Exactly as written, return every line of the data below apart from the pictures.

(Source data):
○ ○ ○
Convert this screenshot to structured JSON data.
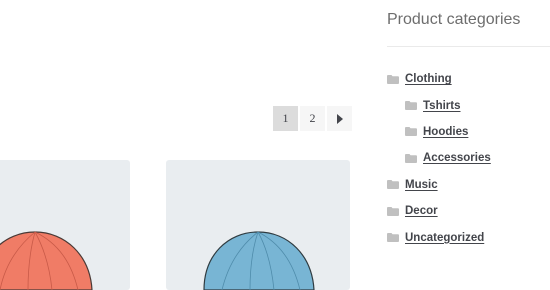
{
  "pagination": {
    "pages": [
      "1",
      "2"
    ],
    "current": "1",
    "next_icon": "caret-right-icon"
  },
  "products": [
    {
      "image_icon": "beanie-hat-icon",
      "hat_color": "#f07c66",
      "card_bg": "#e9edf0"
    },
    {
      "image_icon": "beanie-hat-icon",
      "hat_color": "#78b5d4",
      "card_bg": "#e9edf0"
    }
  ],
  "sidebar": {
    "title": "Product categories",
    "folder_icon": "folder-icon",
    "folder_color": "#c0c0c0",
    "categories": [
      {
        "label": "Clothing",
        "level": 0
      },
      {
        "label": "Tshirts",
        "level": 1
      },
      {
        "label": "Hoodies",
        "level": 1
      },
      {
        "label": "Accessories",
        "level": 1
      },
      {
        "label": "Music",
        "level": 0
      },
      {
        "label": "Decor",
        "level": 0
      },
      {
        "label": "Uncategorized",
        "level": 0
      }
    ]
  }
}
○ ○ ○
(Task response):
Convert this screenshot to structured JSON data.
{
  "pagination": {
    "pages": [
      "1",
      "2"
    ],
    "current": "1",
    "next_icon": "caret-right-icon"
  },
  "products": [
    {
      "image_icon": "beanie-hat-icon",
      "hat_color": "#f07c66",
      "card_bg": "#e9edf0"
    },
    {
      "image_icon": "beanie-hat-icon",
      "hat_color": "#78b5d4",
      "card_bg": "#e9edf0"
    }
  ],
  "sidebar": {
    "title": "Product categories",
    "folder_icon": "folder-icon",
    "folder_color": "#c0c0c0",
    "categories": [
      {
        "label": "Clothing",
        "level": 0
      },
      {
        "label": "Tshirts",
        "level": 1
      },
      {
        "label": "Hoodies",
        "level": 1
      },
      {
        "label": "Accessories",
        "level": 1
      },
      {
        "label": "Music",
        "level": 0
      },
      {
        "label": "Decor",
        "level": 0
      },
      {
        "label": "Uncategorized",
        "level": 0
      }
    ]
  }
}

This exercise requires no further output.